Your instructions = Filter the entries, keeping every line with the word "true".

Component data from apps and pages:
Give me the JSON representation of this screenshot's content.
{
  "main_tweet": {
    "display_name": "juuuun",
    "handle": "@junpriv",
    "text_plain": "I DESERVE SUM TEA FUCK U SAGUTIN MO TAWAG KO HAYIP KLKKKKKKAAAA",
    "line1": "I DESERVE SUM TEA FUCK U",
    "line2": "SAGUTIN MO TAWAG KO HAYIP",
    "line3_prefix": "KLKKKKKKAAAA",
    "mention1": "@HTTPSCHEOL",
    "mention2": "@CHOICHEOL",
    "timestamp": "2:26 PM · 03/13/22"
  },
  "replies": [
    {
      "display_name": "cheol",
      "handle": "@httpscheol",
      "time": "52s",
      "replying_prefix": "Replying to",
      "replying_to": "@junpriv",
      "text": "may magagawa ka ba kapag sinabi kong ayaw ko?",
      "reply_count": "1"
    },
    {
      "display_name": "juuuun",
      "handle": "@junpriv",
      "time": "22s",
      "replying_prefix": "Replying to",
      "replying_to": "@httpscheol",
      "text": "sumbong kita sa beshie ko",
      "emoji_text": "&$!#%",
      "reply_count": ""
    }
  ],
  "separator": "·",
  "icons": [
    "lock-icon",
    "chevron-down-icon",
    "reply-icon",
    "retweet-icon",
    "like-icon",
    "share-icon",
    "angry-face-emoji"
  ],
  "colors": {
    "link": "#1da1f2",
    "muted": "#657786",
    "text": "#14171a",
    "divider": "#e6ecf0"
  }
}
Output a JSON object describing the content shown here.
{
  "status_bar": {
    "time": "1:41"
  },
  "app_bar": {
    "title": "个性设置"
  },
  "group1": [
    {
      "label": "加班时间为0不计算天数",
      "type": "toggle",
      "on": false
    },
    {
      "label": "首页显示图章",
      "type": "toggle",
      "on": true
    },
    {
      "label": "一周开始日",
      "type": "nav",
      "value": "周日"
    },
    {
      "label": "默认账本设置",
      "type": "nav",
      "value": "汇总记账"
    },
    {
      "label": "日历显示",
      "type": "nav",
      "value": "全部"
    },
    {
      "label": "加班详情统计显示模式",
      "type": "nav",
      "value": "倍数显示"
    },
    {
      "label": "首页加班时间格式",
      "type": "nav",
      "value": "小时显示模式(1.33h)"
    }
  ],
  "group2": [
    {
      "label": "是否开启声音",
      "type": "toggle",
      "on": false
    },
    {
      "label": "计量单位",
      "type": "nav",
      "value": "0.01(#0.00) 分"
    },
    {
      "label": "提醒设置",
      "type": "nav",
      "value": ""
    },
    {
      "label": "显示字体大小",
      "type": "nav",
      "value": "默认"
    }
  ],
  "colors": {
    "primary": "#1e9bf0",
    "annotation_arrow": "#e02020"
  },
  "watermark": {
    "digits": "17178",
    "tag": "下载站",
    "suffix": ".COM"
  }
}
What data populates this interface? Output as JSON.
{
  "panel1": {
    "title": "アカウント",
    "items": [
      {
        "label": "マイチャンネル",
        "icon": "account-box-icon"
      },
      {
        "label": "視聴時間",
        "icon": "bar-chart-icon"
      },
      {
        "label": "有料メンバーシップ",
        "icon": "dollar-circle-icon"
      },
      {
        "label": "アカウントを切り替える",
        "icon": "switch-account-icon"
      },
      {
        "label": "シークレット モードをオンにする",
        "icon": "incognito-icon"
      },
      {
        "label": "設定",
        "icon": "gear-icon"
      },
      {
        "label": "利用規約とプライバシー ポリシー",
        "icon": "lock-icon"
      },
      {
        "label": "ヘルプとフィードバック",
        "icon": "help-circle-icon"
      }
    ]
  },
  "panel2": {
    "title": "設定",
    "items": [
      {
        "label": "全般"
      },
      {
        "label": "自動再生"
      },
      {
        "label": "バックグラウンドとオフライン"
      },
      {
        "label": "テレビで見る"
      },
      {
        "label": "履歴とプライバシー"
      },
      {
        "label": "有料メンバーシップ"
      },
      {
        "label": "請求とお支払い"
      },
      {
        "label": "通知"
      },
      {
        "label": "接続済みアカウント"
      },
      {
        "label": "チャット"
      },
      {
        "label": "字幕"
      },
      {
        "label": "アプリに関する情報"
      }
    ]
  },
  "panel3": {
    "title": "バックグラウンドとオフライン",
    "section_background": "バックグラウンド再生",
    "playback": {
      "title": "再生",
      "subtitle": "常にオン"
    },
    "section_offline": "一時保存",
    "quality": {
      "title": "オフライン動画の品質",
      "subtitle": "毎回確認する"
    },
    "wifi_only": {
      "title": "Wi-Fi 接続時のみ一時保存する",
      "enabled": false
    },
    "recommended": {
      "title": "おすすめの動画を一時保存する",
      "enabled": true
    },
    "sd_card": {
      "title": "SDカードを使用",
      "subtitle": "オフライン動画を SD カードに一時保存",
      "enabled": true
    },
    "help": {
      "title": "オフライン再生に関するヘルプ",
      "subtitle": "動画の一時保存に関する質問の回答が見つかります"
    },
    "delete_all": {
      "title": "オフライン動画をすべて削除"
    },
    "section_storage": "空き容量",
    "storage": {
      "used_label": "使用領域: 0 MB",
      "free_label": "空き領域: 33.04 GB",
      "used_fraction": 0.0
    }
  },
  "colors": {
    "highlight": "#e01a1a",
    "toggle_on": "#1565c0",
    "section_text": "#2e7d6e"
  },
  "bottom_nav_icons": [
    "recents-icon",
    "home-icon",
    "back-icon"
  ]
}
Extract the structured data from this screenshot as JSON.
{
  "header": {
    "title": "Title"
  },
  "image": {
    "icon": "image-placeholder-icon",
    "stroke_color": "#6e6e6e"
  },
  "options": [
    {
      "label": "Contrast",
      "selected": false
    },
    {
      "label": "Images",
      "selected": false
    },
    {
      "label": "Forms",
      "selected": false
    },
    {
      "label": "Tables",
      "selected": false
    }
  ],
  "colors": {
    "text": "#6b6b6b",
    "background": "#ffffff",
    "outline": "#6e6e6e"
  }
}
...
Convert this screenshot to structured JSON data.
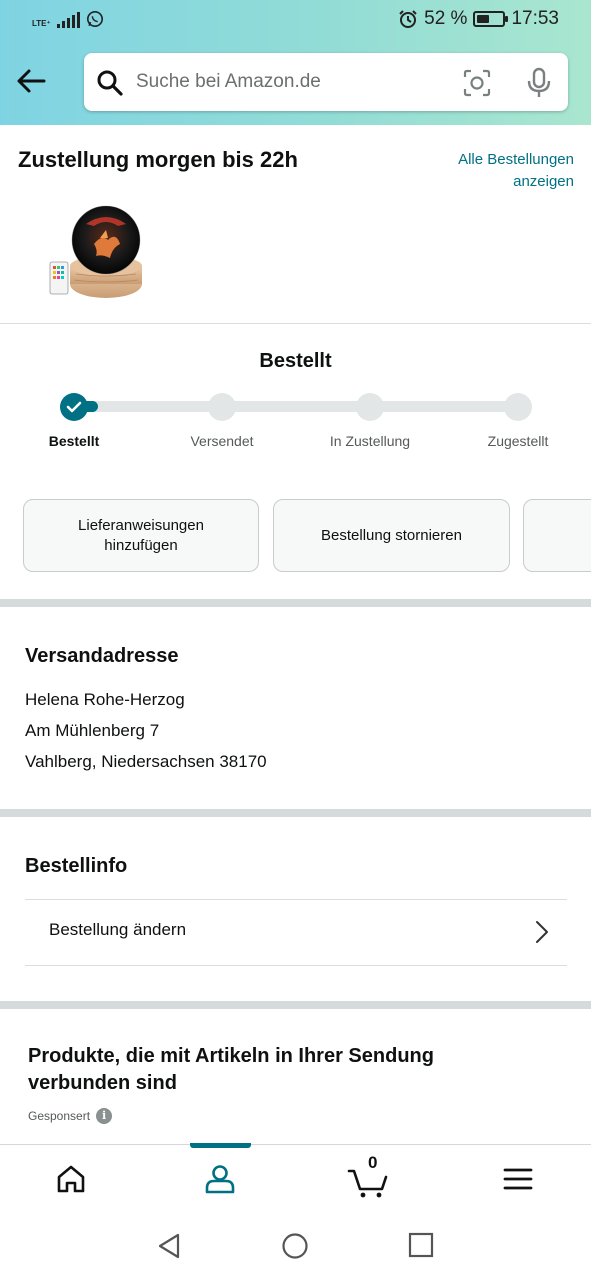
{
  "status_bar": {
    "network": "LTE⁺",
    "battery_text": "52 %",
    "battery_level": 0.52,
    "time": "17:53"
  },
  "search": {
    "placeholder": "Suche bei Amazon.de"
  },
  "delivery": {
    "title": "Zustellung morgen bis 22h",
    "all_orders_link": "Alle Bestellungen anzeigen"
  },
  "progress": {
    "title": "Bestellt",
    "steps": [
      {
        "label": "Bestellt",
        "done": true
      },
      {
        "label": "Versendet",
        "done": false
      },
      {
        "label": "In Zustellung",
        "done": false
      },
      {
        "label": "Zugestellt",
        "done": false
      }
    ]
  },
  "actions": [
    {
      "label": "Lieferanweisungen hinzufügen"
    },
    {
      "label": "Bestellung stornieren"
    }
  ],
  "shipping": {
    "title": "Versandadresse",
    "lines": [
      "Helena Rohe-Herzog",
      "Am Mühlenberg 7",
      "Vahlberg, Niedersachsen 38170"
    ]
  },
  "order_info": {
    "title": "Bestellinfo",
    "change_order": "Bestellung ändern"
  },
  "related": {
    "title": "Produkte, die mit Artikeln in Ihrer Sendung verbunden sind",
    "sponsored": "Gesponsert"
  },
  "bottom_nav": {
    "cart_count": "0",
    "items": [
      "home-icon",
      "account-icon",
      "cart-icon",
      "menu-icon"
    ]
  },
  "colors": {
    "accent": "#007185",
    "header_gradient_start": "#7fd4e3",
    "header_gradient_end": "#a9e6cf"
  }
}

Response to this task =
      "on": true
      "enabled": true
      "enabled": true
        "done": true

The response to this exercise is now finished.